• Instructions to follow: Take the listing below and write it out again exactly, skipping any picture that it holds.
****************************************
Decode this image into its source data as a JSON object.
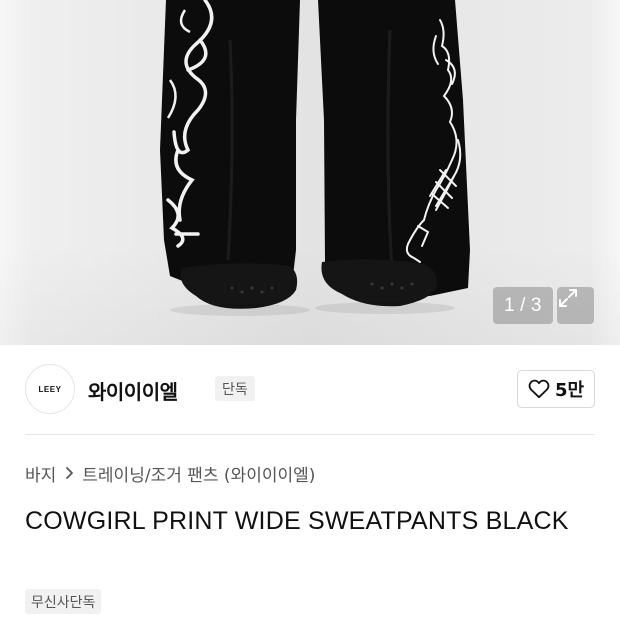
{
  "gallery": {
    "current": "1",
    "separator": "/",
    "total": "3",
    "expand_icon": "expand-icon"
  },
  "brand": {
    "logo_text": "LEEY",
    "name": "와이이이엘",
    "badge": "단독",
    "like_icon": "heart-icon",
    "like_count": "5만"
  },
  "breadcrumb": {
    "level1": "바지",
    "chevron_icon": "chevron-right-icon",
    "level2": "트레이닝/조거 팬츠 (와이이이엘)"
  },
  "product": {
    "title": "COWGIRL PRINT WIDE SWEATPANTS BLACK",
    "exclusive_badge": "무신사단독"
  },
  "colors": {
    "background": "#ffffff",
    "text_primary": "#111111",
    "text_secondary": "#555555",
    "badge_bg": "#f1f1f1",
    "overlay": "#8c8c8c"
  }
}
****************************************
• Written answer:
Decode this image into its source data as a JSON object.
{
  "gallery": {
    "current": "1",
    "separator": "/",
    "total": "3",
    "expand_icon": "expand-icon"
  },
  "brand": {
    "logo_text": "LEEY",
    "name": "와이이이엘",
    "badge": "단독",
    "like_icon": "heart-icon",
    "like_count": "5만"
  },
  "breadcrumb": {
    "level1": "바지",
    "chevron_icon": "chevron-right-icon",
    "level2": "트레이닝/조거 팬츠 (와이이이엘)"
  },
  "product": {
    "title": "COWGIRL PRINT WIDE SWEATPANTS BLACK",
    "exclusive_badge": "무신사단독"
  },
  "colors": {
    "background": "#ffffff",
    "text_primary": "#111111",
    "text_secondary": "#555555",
    "badge_bg": "#f1f1f1",
    "overlay": "#8c8c8c"
  }
}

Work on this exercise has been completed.